One key element of being self sufficient in your van is the ability to harness power from the sun, otherwise known as solar power. The two main components to the solar design are the solar panels and the charge controller. Long story short, the solar panels will create energy from the sun and then send that energy through a charge controller to regulate the charge to your battery. There are a few key factors to consider when designing your system: Size of your solar array (how much wattage do you need from your panels), type of panel (polycrystalline or monocrystalline), design of panel (rigid vs flexible), type of controller (PWM vs MPPT), and size of your charge controller.
1. Sizing your solar array: The size of your array will depends on the size of your house battery and your projected daily power consumption. On average, a 100 watt solar panel will produce 30 charging amp hours per day. This is calculated by 5 hours of peak sun x 6 charging amps per hour (100 watts / 18v). It is important to note that solar panels do not run at 12v. Your panels will have an "optimum operating volage" which typically is about 18v, but should be the factor in your calculation. In a previous post titled Electrical Design / Install, we sized our daily power consumption at 44 amp hours. In order to get our battery to 100% each day, we would require 160 watts of solar (160 watts / 18v) * 5 hours of peak sun = 44 amp hours. We chose to use 2 100 watt panels to cover any overages in our power consumption, rainy days, etc.
2. Choosing the type of panel: There are two types of solar panels available: Polycrystalline (many crystals) or Monocrystalline (single crystal) . The larger the crystal sizes, the more efficient the cells are at converting sunlight into electricity. Mono panels tend to be 10%-15% more efficient than Poly due to the crystal size, but also are about 10% more expensive. Efficiency in solar is defined as the portion of the sunlight that can be converted into electricity. We decided to use the Mono panels in order to optimize the limited space on our van roof.
3. Choosing a panel design: New technology has enabled cost effective, flexible solar panels.
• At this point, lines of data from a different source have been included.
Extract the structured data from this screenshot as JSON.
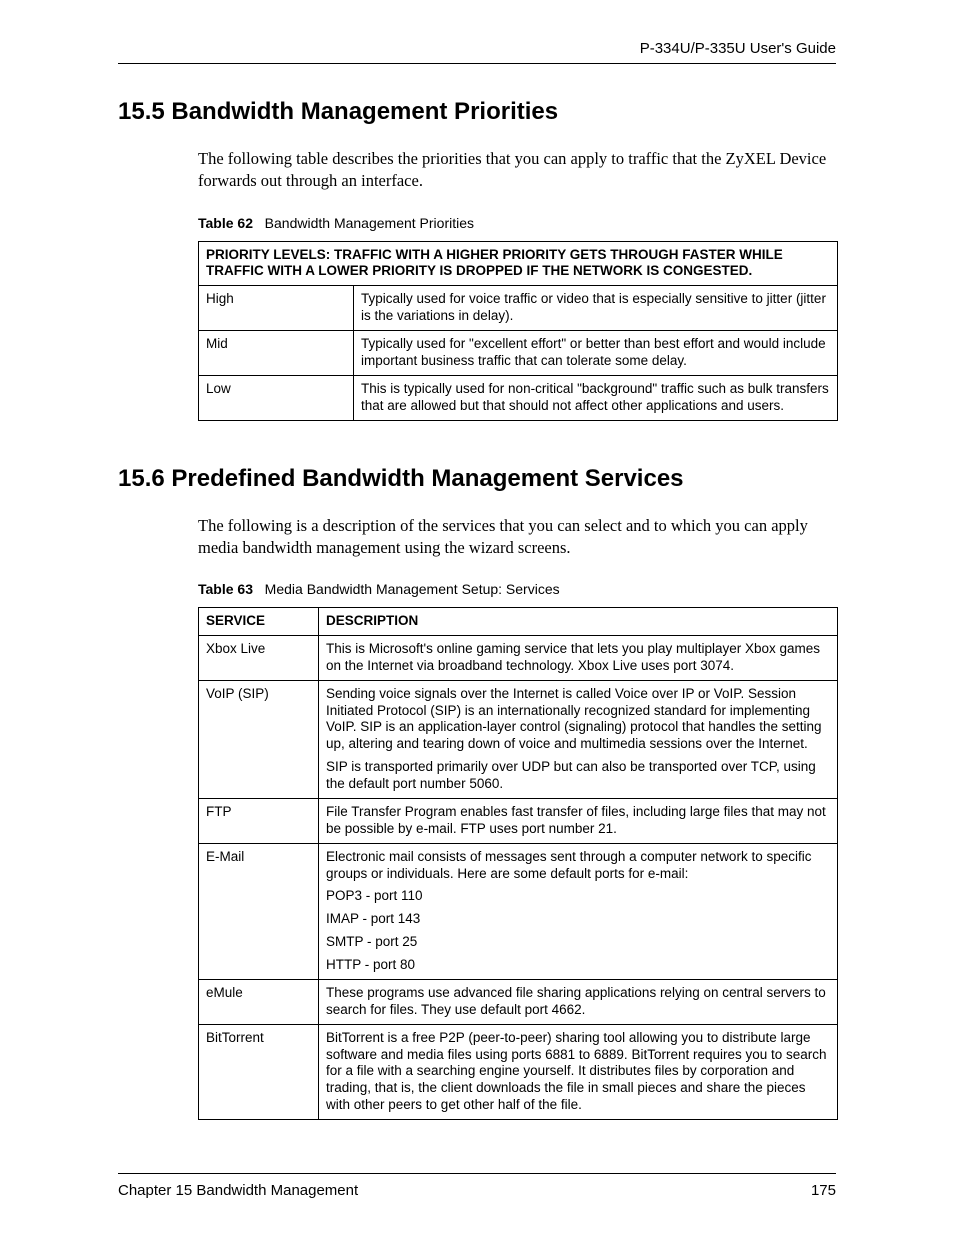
{
  "header": {
    "guide": "P-334U/P-335U User's Guide"
  },
  "sections": {
    "s155": {
      "title": "15.5  Bandwidth Management Priorities",
      "intro": "The following table describes the priorities that you can apply to traffic that the ZyXEL Device forwards out through an interface."
    },
    "s156": {
      "title": "15.6  Predefined Bandwidth Management Services",
      "intro": "The following is a description of the services that you can select and to which you can apply media bandwidth management using the wizard screens."
    }
  },
  "table62": {
    "label": "Table 62",
    "caption": "Bandwidth Management Priorities",
    "levels_header": "PRIORITY LEVELS: TRAFFIC WITH A HIGHER PRIORITY GETS THROUGH FASTER WHILE TRAFFIC WITH A LOWER PRIORITY IS DROPPED IF THE NETWORK IS CONGESTED.",
    "rows": [
      {
        "level": "High",
        "desc": "Typically used for voice traffic or video that is especially sensitive to jitter (jitter is the variations in delay)."
      },
      {
        "level": "Mid",
        "desc": "Typically used for \"excellent effort\" or better than best effort and would include important business traffic that can tolerate some delay."
      },
      {
        "level": "Low",
        "desc": "This is typically used for non-critical \"background\" traffic such as bulk transfers that are allowed but that should not affect other applications and users."
      }
    ]
  },
  "table63": {
    "label": "Table 63",
    "caption": "Media Bandwidth Management Setup: Services",
    "headers": {
      "service": "SERVICE",
      "description": "DESCRIPTION"
    },
    "rows": {
      "xboxlive": {
        "service": "Xbox Live",
        "p1": "This is Microsoft's online gaming service that lets you play multiplayer Xbox games on the Internet via broadband technology. Xbox Live uses port 3074."
      },
      "voip": {
        "service": "VoIP (SIP)",
        "p1": "Sending voice signals over the Internet is called Voice over IP or VoIP. Session Initiated Protocol  (SIP) is an internationally recognized standard for implementing VoIP. SIP is an application-layer control (signaling) protocol that handles the setting up, altering and tearing down of voice and multimedia sessions over the Internet.",
        "p2": "SIP is transported primarily over UDP but can also be transported over TCP, using the default port number 5060."
      },
      "ftp": {
        "service": "FTP",
        "p1": "File Transfer Program enables fast transfer of files, including large files that may not be possible by e-mail. FTP uses port number 21."
      },
      "email": {
        "service": "E-Mail",
        "p1": "Electronic mail consists of messages sent through a computer network to specific groups or individuals. Here are some default ports for e-mail:",
        "p2": "POP3 - port 110",
        "p3": "IMAP - port 143",
        "p4": "SMTP - port 25",
        "p5": "HTTP - port 80"
      },
      "emule": {
        "service": "eMule",
        "p1": "These programs use advanced file sharing applications relying on central servers to search for files. They use default port 4662."
      },
      "bt": {
        "service": "BitTorrent",
        "p1": "BitTorrent is a free P2P (peer-to-peer) sharing tool allowing you to distribute large software and media files using ports 6881 to 6889. BitTorrent requires you to search for a file with a searching engine yourself. It distributes files by corporation and trading, that is, the client downloads the file in small pieces and share the pieces with other peers to get other half of the file."
      }
    }
  },
  "footer": {
    "chapter": "Chapter 15 Bandwidth Management",
    "page": "175"
  }
}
We were going to be securing our panels to our Rino Rack Pioneer tray roof rack, so felt more comfortable with brackets and screws rather than adhesive. Flexible panels could be a great option for those without a roof rack.
4. Choosing a Charge Controller: The one major decision when choosing a charger controller is PWM or MPPT. Just like the different types of panels, the main difference between these two options is efficiency and cost. A PWM controller is essentially a switch connecting the panels to the battery. In most cases, the panels will generate more voltage than can be consumed by the 12v battery resulting in loss of potential charging power. An MPPT charge controller is more advanced and designed to convert the excess voltage into amps, keeping the charging voltage optimal while reducing the overall charging time. We again opted for efficiency, despite the additional cost and chose an MPPT charge controller.
5. Sizing your charge controller: Solar charge controllers come in a variety of sizes e.g., 20 amp, 30 amp, etc and are sized based on the current from the solar panels and your systems voltage. For instance (2 x 100 watt panels / 12 v) = 16.7 amps. It is suggest you multiple this amp number by 25% to allow for cold temperatures. Our controller then would need to support 20.8 amps. Best practice is to round up, but we purchased a kit and the manufacturer suggested a 20 amp controller.
After significant research, we landed on the Renogy 200 Watt 12 volt Premium Kit with the Eclipse panels. These panels are lower profile and slightly narrower, which was a perfect fit on either side of our fan on the roof.
This kit includes everything you need for the install except the tools!
Stay tuned for our next post on the installing the Renogy kit.